Synthetic fibers: Synthetic fibers are derived from fossil fuels, and some are essentially plastic. This means that when they end up in the landfill – and they inevitably will – they won’t break down. Synthetic fibers include: polyester (also known as PET), nylon, acrylic, rayon, spandex, and more.
Microfibers: Some synthetic fibers breakdown into microfibers. Microfibers are tiny fibers that are released from clothing when washed. From your washing machine or sink they head down the drain into water sources. Microfibers contribute to plastic pollution because they don’t biodegrade in the environment, contributing to contamination of oceans and bodies of water – including drinking water – and food. Microfibers are harmful to aquatic life.
PFAS: Per- and polyfluoroalkyl substances, or PFAS for short, are a group of thousands of substances typically used for waterproofing and stain resistance in clothing. Various PFAS have been associated with numerous harmful effects including reproductive and developmental impacts, liver and kidney damage, and contribution to cancer.
Silver Nanomaterials: Nanoparticle silver is typically used as an antimicrobial, most commonly found in workout gear (and period panties!). Nanoparticle silver has been linked to toxicity to human and animal cells as well as aquatic ecosystems.
We know, reading through that list about conventional apparel’s dark side might feel gloomy. But remember that each choice you make that supports a company creating safer and more sustainable options is meaningful. Next time you purchase a piece of apparel, you can back a company that is working towards a safer and more sustainable future. That’s a lot of power!
So, what should you look for when purchasing new pieces?
- Natural fibers: Choose natural textiles like organic cotton, linen, hemp, wool, and silk.

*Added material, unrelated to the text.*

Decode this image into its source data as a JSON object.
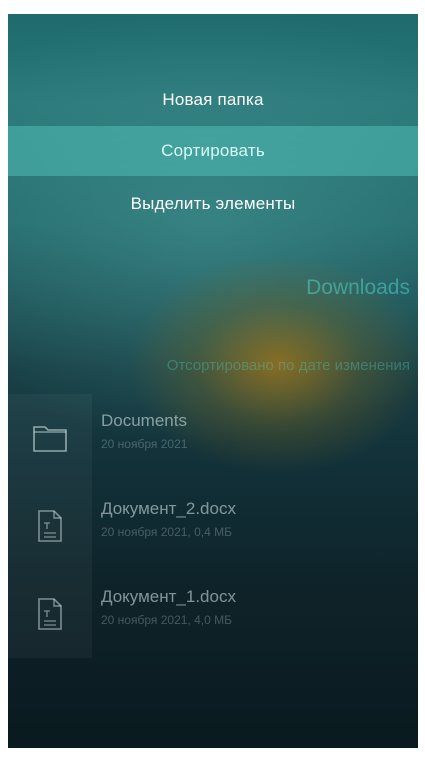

- High-quality pieces: Where possible, shop for high-quality pieces that are intended to last, instead of throw-away fast fashion. We know it’s not likely to be feasible to make the switch to sustainable apparel all at once – at least it hasn’t been for us. To work toward a sustainable wardrobe, we recommend examining your closet to find the gaps. Do you need a new basic cami to wear under everything? Pajamas unraveling at the seams? Time to invest in some timeless workwear pieces? We recommend focusing on one essential piece at a time. By looking for the gaps, you’ll know where to focus your efforts so that you don’t buy extraneous items. And you’ll be able to focus your funds on a high-quality piece instead of purchasing numerous low-quality items that won’t last. This might take a little more financial planning than you’re used to when it comes to shopping for clothing, but you might find that by cutting back on buying unnecessary fast fashion items, you’ll be freeing up a chunk of your budget.
- Clothing without treatments: Skip items labeled as “stain resistant,” “easy care,” “no wrinkle” or with other similar labels. These may be treated with PFAS or other chemical treatments.
- Sustainability and human rights ethics: We love companies that are transparent about their efforts to make clothing that is not only sustainable, but is made ethically with respect for workers throughout the supply chain. We recommend looking for companies that publicly declare their ethics and are proud of how they operate. When in doubt, ask the company!
- MADE SAFE® Certified: We’re thrilled to announce that there is now an additional way to shop MADE SAFE for you and your loved ones! Shop our new apparel page that features certified clothing – including PJs and robes. MADE SAFE certified apparel has been made without substances known or suspected to be harmful to humans or the environment.
Shop MADE SAFE Certified Apparel now.